64 Parishes

Une place à la table

French tables help perpetuate Louisiana’s linguistic heritage

Published: May 31, 2023
Last Updated: August 31, 2023

Une place à la table

Photo by Matt Mick

The Bayou Teche French table, with Rogers Romero (in red cap) and Becca Ezekiel (second from right).

At 8:30 a.m. on a Thursday in New Iberia, about a dozen people gathered around a table covered with coffee cups, biscuit crumbs, printouts, and a couple of dictionaries. Rogers Romero announced: “Okay, allons, on va commencer!”—Okay, let’s go, we’re going to get started!

To hear him speak, it would be easy to assume that French is Romero’s native language. Yet, for the first seventy-three years of his life, he had a relationship to the French language that is all too familiar to many Louisianans. “My mother and father spoke French all the time, and I’ve heard it all my life, but my parents didn’t want to speak French to us,” he lamented. Punishment in schools, social stigma, economic pressure—in the first half of the twentieth century, the impetus to assimilate into English-speaking America was strong. Romero, like so many of this linguistic “lost generation,” did not inherit the language of his ancestors.

But then, one morning about fifteen years ago, he drove home from Lafayette repeating one French phrase over and over to himself: “à la prochaine”—see you next time. At the age of seventy-three, he had just attended his first French table, and he hasn’t stopped since.

A French table is an organized meetup where people gather to speak French. Conversation groups like these can be found around the world, but in Louisiana, the French table is a tradition all its own. Across the state, there are dozens of groups with diverse structures, ambiences, and attendees. From rural public libraries to big-city bars, participants might play Pictionary, practice reading and writing, sing, or simply chat with each other. Most of the groups draw native speakers from within the community, although it’s not uncommon to also find language learners or the occasional French-speaking tourist.

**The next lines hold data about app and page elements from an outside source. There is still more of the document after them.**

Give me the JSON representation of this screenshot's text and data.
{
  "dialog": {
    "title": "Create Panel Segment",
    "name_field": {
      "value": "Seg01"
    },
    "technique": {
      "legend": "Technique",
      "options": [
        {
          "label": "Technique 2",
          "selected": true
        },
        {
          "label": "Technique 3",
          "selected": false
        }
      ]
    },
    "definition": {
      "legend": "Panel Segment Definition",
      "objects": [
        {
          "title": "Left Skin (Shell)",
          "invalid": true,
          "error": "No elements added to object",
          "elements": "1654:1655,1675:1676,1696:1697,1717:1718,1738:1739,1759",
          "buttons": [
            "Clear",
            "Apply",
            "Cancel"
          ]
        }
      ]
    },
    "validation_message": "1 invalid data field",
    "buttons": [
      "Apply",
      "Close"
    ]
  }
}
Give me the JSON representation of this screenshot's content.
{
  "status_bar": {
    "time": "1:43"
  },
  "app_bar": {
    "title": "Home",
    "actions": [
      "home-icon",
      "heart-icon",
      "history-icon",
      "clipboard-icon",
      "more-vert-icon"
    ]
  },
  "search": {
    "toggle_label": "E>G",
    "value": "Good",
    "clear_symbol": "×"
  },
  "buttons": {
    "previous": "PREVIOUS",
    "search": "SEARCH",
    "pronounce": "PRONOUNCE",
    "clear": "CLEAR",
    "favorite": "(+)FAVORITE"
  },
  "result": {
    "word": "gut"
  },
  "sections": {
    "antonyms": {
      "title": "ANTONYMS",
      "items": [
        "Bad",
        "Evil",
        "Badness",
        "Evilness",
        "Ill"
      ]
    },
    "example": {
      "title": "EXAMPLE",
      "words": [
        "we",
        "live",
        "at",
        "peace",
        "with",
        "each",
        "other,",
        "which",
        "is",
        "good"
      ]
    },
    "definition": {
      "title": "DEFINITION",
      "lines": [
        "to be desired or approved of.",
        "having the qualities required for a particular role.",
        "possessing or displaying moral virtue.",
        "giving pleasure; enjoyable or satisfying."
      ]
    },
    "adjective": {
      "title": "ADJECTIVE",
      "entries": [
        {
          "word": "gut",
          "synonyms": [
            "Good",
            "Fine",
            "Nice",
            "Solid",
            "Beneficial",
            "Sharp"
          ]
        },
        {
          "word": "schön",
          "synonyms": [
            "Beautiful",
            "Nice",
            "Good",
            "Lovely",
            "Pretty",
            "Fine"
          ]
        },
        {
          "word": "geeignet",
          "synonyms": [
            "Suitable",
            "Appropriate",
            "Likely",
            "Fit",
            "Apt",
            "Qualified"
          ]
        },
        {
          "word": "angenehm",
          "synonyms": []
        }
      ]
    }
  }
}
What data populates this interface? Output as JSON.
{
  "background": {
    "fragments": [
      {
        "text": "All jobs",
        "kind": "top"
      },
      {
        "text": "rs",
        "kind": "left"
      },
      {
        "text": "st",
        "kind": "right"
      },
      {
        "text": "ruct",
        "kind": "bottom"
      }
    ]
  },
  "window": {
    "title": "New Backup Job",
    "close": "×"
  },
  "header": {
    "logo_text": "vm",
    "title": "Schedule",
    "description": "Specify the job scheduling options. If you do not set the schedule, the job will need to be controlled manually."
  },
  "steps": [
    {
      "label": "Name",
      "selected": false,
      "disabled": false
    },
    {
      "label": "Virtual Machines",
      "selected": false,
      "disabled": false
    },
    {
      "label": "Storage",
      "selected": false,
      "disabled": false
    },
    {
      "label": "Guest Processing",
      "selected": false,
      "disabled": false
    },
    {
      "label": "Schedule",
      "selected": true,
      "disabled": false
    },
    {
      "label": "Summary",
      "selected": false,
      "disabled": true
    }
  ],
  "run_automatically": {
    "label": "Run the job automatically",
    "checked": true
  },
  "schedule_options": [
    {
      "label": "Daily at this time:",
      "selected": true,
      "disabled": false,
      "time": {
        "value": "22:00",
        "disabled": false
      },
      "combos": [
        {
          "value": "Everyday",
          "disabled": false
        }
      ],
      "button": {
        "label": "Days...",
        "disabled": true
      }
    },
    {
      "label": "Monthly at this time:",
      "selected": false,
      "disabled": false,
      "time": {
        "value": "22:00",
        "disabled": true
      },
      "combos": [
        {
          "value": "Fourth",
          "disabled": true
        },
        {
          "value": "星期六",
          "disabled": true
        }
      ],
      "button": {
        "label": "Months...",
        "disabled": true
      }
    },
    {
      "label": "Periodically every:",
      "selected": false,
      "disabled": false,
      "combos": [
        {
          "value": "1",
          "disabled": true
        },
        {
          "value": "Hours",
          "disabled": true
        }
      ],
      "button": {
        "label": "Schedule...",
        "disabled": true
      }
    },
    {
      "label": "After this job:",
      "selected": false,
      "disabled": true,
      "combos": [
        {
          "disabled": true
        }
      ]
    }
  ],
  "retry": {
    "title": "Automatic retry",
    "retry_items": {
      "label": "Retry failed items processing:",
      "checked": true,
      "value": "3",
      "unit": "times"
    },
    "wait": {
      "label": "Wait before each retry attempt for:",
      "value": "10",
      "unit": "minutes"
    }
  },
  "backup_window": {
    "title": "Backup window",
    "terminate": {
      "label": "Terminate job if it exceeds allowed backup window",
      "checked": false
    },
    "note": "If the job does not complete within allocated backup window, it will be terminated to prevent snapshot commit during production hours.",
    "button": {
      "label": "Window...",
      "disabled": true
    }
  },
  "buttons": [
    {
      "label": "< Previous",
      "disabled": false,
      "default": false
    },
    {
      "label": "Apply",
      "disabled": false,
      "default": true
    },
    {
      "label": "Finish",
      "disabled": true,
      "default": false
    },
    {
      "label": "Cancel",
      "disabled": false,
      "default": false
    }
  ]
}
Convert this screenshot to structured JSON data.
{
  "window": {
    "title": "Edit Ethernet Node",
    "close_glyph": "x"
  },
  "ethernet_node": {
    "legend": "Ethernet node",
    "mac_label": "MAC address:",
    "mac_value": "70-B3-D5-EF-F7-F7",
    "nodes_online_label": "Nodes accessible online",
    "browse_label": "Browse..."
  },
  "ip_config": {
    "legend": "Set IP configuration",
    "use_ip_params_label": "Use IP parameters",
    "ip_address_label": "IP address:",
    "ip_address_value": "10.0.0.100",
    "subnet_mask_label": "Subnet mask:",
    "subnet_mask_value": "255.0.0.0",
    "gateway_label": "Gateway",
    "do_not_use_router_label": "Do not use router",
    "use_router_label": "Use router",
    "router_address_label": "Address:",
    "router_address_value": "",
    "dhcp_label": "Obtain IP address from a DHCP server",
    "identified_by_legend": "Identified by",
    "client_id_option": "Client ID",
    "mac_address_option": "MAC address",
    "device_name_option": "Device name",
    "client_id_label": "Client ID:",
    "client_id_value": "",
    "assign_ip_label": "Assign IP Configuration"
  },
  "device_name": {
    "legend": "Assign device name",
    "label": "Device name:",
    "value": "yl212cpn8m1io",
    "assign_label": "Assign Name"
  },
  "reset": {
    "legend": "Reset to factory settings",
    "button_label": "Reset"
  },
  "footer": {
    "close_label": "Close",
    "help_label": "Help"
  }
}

After fifteen years of attending French tables, Romero has reclaimed the language he remembers his mother speaking, and now he leads his own group. One participant at the New Iberia table, Becca Ezekiel, is on a similar journey. She reflected on where she started: “When I went to my first table, I didn’t know anything, I couldn’t understand anything. I [was] training my ears, essentially.” She persisted and supplemented these speaking opportunities with her own independent study, using apps, movies, and books in French. Now, when it’s her turn at the table to read a phrase from the Dictionary of Louisiana French, the group nods and compliments her accent. “The French tables have been the biggest game changer for my language learning,” she said.

Romero agreed. “I encourage Becca or anyone else: attend as many French tables as you can. Physically speaking to people, face to face—can’t beat it.”

Find a calendar of French-language meetups at codofil.org/tables. For resources that can help you learn and practice French on your own, visit codofil.org/learn.

The Council for the Development of French in Louisiana (CODOFIL) is a state agency in the Department of Culture, Recreation, and Tourism tasked with the development and promotion of the French language in Louisiana. For more information on CODOFIL, visit www.codofil.org or email [email protected].